Mark Twain has created many fantastical classics that are still read today. “The Prince and the Pauper” is one of them. It greatly displays the hidden truths of reality from both sides of the societal coin.

First, the story begins with Tom Canty, a pauper boy living in squander in the city. He meets Prince Edward and, after realizing the two boys look exactly alike, decides to switch clothes for a lark. That is, until, Tom Canty is mistaken as the prince and is carried away by royal guardsmen, leaving the real prince out on the streets.

What follows is the journey of Prince Edward aiming to gain his royalty back before it is too late and Tom Canty is crowned king. Along the way, Edward meets Miles Hendon, a man who believes Edward’s lunatic story of the mix-up. Thankful, Edward assists Hendon in tandem.

Meanwhile, at the palace, Tom Canty lives in luxury for the very first time. Albeit he is given whatever he desires, Tom Canty realizes he cannot leave the premises without chaperone guardsmen, realizing that even though he could have the world, there is no true freedom in the role of royalty. Mark Twain excellently shows the juxtaposition between the social classes with epiphanies that take the characters by surprise.

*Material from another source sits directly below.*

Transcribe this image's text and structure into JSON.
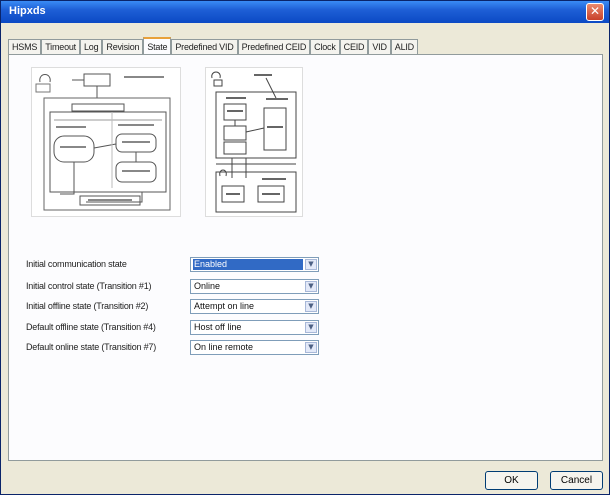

“The Prince and the Pauper” was a very enjoyable read. The work has been heavily parodied since its creation, and it will continue to be a great, classic work from Mark Twain’s time.